They have qualified for the NRL Grand Final just twice in 22 years and are currently stuck in a post-season wilderness that has stretched into its fifth year but Warriors legend Sione Faumuina believes new coach Stephen Kearney will finally help to realise the club's enormous potential.
An aggressive recruitment drive that netted Issac Luke and Roger Tuivasa-Sheck made the Warriors one of the premiership favourites when season 2016 kicked off in March yet after a customary mid-season resurgence they again spent September on the outside looking in.
Provided it is ratified by the NRL, the signing of Kieran Foran makes the Auckland-based team look even more formidable for 2017 but Faumuina believes the greatest influence will come from Kearney, who stepped down from his role with the New Zealand team in order to link with the Warriors.
In his only previous head coaching role Kearney won just 10 of 42 games in charge at Parramatta but Faumuina believes that Kearney's connection to the club as a foundation player and his experience coaching alongside Craig Bellamy and Wayne Bennett in recent years puts him in position to lift the Warriors out of their current doldrums.
"There is going to be a lot of pressure on Steve going back there but at the same time he could go down as probably the greatest coach the Warriors have ever had," said Faumuina, who played 88 of his 131 career NRL games for the Warriors.
"I believe he has what it takes to turn that club around.

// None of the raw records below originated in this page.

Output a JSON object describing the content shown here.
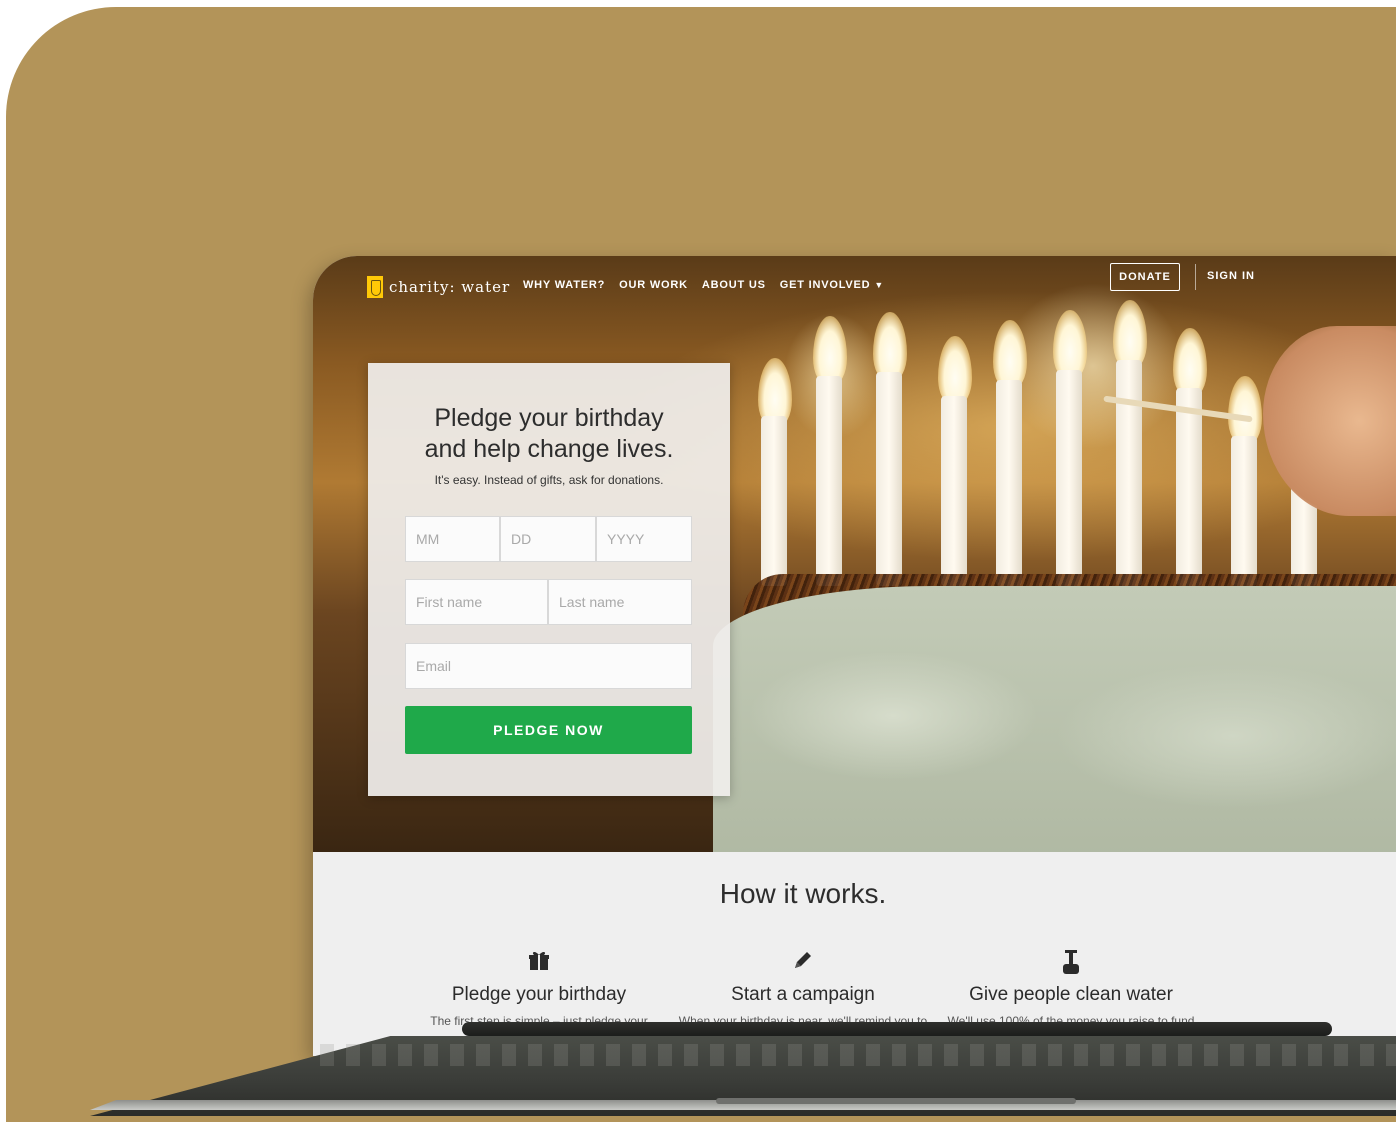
{
  "nav": {
    "logo_text": "charity: water",
    "links": [
      "WHY WATER?",
      "OUR WORK",
      "ABOUT US",
      "GET INVOLVED"
    ],
    "donate_label": "DONATE",
    "signin_label": "SIGN IN"
  },
  "form": {
    "title_line1": "Pledge your birthday",
    "title_line2": "and help change lives.",
    "subtitle": "It's easy. Instead of gifts, ask for donations.",
    "month_placeholder": "MM",
    "day_placeholder": "DD",
    "year_placeholder": "YYYY",
    "first_name_placeholder": "First name",
    "last_name_placeholder": "Last name",
    "email_placeholder": "Email",
    "submit_label": "PLEDGE NOW"
  },
  "how": {
    "title": "How it works.",
    "steps": [
      {
        "icon": "gift-icon",
        "title": "Pledge your birthday",
        "text": "The first step is simple – just pledge your"
      },
      {
        "icon": "pencil-icon",
        "title": "Start a campaign",
        "text": "When your birthday is near, we'll remind you to"
      },
      {
        "icon": "water-pump-icon",
        "title": "Give people clean water",
        "text": "We'll use 100% of the money you raise to fund"
      }
    ]
  },
  "colors": {
    "backdrop": "#b39459",
    "accent_green": "#1fa94a",
    "logo_yellow": "#ffc907"
  }
}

I really believe that.
"I know that he's able to call upon his experience from Craig and Wayne and deliver it in a way that these boys will understand."
Faumuina was a 21-year-old in his first season with the Warriors when the club qualified for their first grand final in 2002, going down to the powerhouse Roosters team 30-8 in the decider after finishing the regular season as minor premiers.

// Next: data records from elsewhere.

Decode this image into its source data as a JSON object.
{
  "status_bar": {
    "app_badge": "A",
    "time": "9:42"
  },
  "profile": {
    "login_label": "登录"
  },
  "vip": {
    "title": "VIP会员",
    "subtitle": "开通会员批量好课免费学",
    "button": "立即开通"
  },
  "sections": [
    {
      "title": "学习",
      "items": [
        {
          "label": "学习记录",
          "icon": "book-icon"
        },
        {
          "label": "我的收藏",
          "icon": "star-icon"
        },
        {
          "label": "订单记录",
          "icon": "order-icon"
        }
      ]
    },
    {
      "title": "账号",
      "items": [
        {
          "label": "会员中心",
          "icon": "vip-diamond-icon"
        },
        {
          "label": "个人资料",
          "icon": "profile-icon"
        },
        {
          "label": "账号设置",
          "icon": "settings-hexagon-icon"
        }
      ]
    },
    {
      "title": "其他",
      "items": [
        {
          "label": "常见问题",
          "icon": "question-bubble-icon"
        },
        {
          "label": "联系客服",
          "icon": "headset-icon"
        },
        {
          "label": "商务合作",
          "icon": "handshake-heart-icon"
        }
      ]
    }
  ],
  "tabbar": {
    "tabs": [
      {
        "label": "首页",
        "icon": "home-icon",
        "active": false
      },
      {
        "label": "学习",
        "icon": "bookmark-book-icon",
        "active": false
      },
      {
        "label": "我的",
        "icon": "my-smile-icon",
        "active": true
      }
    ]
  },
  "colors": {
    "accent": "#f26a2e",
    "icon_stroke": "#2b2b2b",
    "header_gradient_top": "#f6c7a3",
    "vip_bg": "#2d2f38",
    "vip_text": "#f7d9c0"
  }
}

Preliminary finalists the following year, the Warriors have qualified for the finals just four times in the past 13 seasons but Faumuina is adamant that any lack of mental toughness is a developmental issue and not a cultural one.
The knock on the Warriors for the past decade has been that they have an inability to grind out a win against the better teams and Faumuina lays the blame on the lack of resilience that is fostered throughout the junior systems.
"They should have won three premierships by now with the amount of talent they've had but it's a tough one because what people have to realise is that yes, there is talent, but the rugby league system that they come through is very different to the rugby league system that the youngsters come through here in Australia," said Faumuina, who coached the Easts Tigers under-16 team in Queensland Rugby League's Cyril Connell Cup competition this year.
"The one biggest difference is their mental toughness and resilience. A lot of the boys that play in New Zealand and have come through the grassroots level, they haven't really had to try that hard; they just run over the top of everyone.
"Whereas here in Australia with the rep system they've got from under-12s, the carnivals, the Cyril Connell, Mal Meninga, SG Ball, Harold Matts, training twice a day five days a week, it builds a lot of character.
"We don't have that in New Zealand for rugby league, playing second fiddle to rugby union.
"To put it down to culture, that's an excuse. If people say that I believe it's an excuse. It's just the difference in the rugby league systems that a lot of these players have come through."